Boggs' .338 batting average is the second-best batting average for the Red Sox in team history.
Boggs, 57, was elected to the Hall of Fame in 2005, which was his first year on the ballot, and received 91.9 percent of the vote. The third baseman's number is the 10th retired by the Red Sox, who have also retired Bobby Doerr's No. 1, Joe Cronin's No. 4, Johnny Pesky's No. 6, Carl Yastrzemski's No. 8, Ted Williams' No. 9, Jim Rice's No. 14, Carlton Fisk's No. 27, Pedro Martinez's No. 45, and Jackie Robinson's No. 42.
“Wade Boggs was the best third baseman in Red Sox history and one of the best hitters of his generation,” Red Sox owner John Henry said in a press release. “Whether it was his legendary hand-eye coordination or the discipline of his highly superstitious routine, his ability to hit line drive after line drive was remarkable.

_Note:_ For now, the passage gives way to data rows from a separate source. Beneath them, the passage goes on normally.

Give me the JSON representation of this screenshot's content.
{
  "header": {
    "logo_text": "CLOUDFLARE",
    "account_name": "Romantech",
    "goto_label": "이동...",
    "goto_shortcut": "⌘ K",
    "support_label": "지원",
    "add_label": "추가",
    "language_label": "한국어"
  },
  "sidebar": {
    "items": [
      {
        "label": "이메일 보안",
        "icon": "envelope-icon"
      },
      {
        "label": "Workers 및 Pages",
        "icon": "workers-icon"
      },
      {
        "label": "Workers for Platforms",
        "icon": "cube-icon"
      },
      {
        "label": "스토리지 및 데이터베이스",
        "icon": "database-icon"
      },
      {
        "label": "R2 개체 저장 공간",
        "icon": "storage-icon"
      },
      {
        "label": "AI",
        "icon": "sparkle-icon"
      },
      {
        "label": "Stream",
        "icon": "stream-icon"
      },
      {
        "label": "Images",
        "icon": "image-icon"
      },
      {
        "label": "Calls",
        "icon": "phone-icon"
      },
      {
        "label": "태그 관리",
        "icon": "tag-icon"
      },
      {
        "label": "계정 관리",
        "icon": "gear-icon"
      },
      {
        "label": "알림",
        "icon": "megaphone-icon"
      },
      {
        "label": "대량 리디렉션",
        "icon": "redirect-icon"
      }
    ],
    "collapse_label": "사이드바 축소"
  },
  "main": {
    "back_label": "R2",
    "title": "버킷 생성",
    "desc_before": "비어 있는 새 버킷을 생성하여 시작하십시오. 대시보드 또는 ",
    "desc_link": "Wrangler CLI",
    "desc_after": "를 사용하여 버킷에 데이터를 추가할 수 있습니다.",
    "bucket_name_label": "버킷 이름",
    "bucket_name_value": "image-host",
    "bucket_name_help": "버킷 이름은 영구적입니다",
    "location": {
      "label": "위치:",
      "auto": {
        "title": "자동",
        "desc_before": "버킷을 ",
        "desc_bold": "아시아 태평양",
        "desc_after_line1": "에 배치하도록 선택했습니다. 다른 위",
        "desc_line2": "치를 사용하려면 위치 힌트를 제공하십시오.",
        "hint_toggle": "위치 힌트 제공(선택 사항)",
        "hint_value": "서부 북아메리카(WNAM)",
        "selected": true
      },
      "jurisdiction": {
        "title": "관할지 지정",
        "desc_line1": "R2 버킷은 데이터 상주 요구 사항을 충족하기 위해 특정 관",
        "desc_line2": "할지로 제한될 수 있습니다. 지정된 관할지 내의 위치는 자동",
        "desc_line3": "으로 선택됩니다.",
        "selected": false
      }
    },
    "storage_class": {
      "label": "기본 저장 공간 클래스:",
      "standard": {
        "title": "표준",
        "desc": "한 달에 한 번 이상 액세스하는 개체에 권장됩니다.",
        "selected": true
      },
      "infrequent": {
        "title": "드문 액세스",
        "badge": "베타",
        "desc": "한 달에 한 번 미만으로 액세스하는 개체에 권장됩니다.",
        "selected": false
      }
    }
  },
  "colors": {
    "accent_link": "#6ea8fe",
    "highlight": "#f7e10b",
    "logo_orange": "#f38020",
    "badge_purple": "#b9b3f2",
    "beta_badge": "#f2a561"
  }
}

We congratulate our first ballot Hall of Famer on this recognition.”
Boggs' .338 batting average during his 11 years in Boston is the second-best for the Red Sox in team history. He holds the franchise record for most games played at third base in franchise history. Boggs won five American League batting titles and recorded seven seasons with 200 hits or more.
In his 18 major league seasons, he collected 2,098 of his career 3,010 hits with Boston.
“I am so humbled and honored to be among the greatest legends to ever put on a uniform for the amazing city of Boston,” Boggs said in the statement. “To say that your number will never be worn again is the highest honor an athlete can receive. Thank you.”
The Red Sox previously only retired numbers for players that spent at least 10 years with the Red Sox and finished his career in Boston. Boggs went on to play for the Yankees and Devil Rays before retiring in 1999.
Since Boggs left the Red Sox, 13 players have worn No. 26. Brock Holt has worn the number for the Red Sox since 2013.
- Christopher Chavez